### What you are asked to do
Each line of the data that mentions the string "PEPE" needs to be identified and copied.

[Items from an interface collection]
━━━━━━━━━━━━━━━━━━━━
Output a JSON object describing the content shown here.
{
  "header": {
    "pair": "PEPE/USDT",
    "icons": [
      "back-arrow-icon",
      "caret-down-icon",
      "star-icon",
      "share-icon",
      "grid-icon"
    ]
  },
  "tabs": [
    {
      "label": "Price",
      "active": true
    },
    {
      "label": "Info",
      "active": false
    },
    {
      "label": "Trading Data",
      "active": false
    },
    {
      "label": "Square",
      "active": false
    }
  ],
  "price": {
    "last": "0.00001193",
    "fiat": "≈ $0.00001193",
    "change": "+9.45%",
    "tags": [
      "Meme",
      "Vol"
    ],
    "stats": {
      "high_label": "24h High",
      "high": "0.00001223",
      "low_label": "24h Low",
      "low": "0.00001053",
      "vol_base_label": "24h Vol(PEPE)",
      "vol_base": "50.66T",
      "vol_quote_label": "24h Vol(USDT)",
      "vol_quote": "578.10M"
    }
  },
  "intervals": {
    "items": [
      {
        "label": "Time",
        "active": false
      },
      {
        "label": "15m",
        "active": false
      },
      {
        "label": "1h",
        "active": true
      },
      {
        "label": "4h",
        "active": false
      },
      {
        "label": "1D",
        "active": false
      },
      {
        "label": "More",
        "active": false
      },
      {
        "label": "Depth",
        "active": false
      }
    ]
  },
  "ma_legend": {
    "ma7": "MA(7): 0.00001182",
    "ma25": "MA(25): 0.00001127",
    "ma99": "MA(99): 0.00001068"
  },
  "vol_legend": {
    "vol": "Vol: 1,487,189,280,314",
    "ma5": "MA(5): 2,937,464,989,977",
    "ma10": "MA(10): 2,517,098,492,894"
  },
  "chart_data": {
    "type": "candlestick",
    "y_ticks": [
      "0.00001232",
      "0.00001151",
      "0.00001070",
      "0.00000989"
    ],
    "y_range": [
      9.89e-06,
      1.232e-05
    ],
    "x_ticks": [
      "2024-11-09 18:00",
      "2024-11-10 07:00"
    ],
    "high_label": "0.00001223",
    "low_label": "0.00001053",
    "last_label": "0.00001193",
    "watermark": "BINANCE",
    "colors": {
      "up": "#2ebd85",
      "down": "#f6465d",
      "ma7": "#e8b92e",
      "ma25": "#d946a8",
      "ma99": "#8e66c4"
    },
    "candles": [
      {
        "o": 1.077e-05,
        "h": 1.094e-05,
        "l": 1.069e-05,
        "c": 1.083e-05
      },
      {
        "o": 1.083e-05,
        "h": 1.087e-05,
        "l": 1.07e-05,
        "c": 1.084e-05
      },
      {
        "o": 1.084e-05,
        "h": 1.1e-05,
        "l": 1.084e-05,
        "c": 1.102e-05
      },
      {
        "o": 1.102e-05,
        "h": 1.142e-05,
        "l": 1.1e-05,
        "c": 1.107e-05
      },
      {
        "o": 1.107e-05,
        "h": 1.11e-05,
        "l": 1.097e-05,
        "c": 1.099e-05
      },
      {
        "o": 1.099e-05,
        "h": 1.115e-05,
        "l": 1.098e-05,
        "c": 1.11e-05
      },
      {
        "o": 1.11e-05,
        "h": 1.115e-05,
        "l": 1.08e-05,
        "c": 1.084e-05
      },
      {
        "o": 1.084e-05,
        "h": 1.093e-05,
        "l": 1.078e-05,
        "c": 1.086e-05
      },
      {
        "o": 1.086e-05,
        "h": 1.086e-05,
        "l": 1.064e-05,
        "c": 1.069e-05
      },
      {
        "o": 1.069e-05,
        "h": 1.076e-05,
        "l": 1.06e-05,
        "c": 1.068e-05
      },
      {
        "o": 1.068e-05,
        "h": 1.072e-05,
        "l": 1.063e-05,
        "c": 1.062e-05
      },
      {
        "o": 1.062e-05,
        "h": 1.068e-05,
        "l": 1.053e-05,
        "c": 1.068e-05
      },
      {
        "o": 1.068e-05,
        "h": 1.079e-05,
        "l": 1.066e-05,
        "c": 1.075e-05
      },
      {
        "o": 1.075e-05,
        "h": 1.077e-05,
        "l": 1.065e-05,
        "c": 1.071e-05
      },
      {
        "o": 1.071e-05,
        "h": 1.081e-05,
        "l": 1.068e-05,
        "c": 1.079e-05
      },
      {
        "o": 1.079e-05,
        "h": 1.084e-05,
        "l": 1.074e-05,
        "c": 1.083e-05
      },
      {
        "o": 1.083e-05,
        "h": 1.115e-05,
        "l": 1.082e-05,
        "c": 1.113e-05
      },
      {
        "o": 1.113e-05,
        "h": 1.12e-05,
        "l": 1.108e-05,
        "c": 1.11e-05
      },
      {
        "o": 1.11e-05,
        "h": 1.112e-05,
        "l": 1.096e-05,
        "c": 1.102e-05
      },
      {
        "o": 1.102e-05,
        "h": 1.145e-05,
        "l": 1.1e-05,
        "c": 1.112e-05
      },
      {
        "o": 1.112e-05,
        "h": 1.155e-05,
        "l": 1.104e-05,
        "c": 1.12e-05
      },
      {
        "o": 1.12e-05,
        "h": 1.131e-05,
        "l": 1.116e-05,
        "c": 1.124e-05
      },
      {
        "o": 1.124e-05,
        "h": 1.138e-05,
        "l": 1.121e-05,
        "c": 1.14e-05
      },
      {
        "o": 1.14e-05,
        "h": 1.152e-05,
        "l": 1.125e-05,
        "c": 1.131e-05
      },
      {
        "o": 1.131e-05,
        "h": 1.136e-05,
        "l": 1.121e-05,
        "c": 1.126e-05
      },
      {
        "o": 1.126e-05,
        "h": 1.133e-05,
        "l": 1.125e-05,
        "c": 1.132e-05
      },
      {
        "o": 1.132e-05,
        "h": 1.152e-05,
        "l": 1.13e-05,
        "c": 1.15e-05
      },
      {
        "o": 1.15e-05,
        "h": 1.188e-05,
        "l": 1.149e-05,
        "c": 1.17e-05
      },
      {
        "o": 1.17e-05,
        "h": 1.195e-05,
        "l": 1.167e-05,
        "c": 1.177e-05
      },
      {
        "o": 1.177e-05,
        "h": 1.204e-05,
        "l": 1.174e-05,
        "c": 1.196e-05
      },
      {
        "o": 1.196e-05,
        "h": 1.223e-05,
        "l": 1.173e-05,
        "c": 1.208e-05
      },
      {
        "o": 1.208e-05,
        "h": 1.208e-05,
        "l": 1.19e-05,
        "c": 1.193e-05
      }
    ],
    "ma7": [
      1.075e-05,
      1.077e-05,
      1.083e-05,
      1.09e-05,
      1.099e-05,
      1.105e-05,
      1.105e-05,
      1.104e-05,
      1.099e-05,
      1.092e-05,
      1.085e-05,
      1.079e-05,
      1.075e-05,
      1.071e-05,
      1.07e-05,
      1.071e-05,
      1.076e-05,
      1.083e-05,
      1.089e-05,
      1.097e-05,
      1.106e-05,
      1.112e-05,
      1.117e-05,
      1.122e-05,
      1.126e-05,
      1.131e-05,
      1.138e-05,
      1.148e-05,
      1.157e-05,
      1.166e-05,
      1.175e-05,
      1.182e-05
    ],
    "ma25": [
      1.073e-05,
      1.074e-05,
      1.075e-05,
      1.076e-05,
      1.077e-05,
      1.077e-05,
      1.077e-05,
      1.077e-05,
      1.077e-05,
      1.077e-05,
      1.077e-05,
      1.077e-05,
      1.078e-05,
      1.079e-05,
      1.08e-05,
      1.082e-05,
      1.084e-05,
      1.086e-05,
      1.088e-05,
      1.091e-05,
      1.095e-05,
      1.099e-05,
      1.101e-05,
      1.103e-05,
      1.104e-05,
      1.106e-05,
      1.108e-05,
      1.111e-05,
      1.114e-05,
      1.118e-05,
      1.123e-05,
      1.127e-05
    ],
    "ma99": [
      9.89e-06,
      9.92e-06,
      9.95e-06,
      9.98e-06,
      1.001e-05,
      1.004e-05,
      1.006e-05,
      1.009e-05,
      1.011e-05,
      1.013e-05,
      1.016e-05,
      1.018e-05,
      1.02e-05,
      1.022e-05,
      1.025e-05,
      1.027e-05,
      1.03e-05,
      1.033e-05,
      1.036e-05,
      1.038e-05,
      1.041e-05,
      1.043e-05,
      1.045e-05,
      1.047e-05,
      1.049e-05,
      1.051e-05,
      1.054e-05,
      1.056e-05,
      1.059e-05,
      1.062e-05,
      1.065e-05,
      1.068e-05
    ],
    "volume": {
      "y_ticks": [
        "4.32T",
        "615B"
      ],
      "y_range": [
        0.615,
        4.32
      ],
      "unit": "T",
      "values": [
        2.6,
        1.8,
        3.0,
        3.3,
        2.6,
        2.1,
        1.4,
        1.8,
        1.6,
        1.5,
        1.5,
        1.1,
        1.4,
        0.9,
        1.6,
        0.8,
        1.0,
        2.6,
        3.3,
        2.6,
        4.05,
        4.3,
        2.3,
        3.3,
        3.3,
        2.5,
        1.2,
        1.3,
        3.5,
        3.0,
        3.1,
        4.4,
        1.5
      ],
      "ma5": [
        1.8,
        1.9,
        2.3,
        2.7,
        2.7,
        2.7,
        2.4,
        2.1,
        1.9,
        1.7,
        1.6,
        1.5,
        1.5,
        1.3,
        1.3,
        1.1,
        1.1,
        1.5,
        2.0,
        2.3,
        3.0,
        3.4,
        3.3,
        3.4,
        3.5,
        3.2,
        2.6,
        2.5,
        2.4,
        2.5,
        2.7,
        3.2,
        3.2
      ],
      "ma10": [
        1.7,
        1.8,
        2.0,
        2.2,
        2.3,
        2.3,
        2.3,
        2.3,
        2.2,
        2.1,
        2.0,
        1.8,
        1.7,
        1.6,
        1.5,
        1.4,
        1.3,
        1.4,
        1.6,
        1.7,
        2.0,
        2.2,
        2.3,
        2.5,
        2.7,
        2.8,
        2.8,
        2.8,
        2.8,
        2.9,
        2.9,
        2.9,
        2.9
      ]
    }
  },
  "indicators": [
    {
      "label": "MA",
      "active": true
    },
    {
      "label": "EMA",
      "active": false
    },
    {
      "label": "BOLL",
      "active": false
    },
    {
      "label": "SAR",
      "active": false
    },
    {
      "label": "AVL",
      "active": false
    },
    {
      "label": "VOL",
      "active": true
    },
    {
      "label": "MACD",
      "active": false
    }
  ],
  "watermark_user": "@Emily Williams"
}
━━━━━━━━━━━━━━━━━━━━
### Response to the task
    "pair": "PEPE/USDT",
      "vol_base_label": "24h Vol(PEPE)",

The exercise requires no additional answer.